If Trump delivers on his promises, an economically strong US could be good news for the UK and consumer confidence
It would be foolish to think the UK housing market responds only to changes in the economy. It is very dependent on consumer confidence – and nothing affects confidence more than world events.
So, what effect will the new US president have on UK consumers? The populist view is that Donald Trump is a maverick: a loose cannon who may do more to destabilise the world than to bring calm and order. But is that true?
Sure, he is a political outsider who seems to revel in turning the old order of Washington politics on its head. However, beneath all his bluff and bluster is a businessman who says he intends to put the US economy, jobs and prosperity at the top of his priority list.
He has said he wants to boost growth to 3.5 per cent and create 25 million new jobs over the next decade. He argues that 1 per cent added to GDP growth would create another 1.2 million jobs a year and that a key to unlocking growth is scaling back over-regulation, which costs the economy $2tn (£1.62tn) each year.
He has also promised to reduce and simplify the national tax burden for US citizens and businesses, and to increase spending on transportation and infrastructure, which he claims will create many thousands of new jobs.
From a trade perspective Trump’s stance is protectionist, but he has indicated he may look favourably on cutting a deal with the UK. There is already talk of Britain and the US signing a ‘statement of intent’ before the UK formally parts ways with the EU.
If Trump delivers on his promises, an economically strong US could be good news for the UK and consumer confidence. There is a danger the uncertainty caused by Brexit could make homebuyers a bit more wary, but there is nothing like an economic upturn to help allay any fears.

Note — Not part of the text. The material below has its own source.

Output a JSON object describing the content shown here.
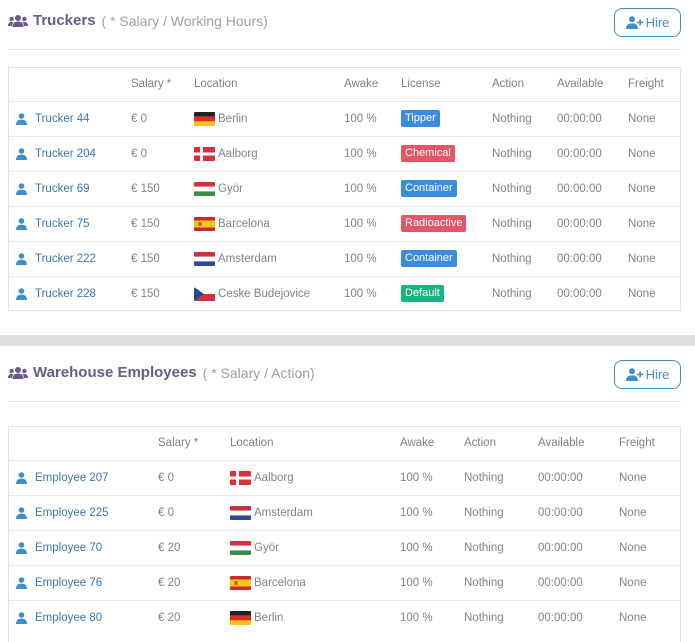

Trump may be just what the UK housing market needs right now.
Peter Izard is business development manager at Investec Private Banking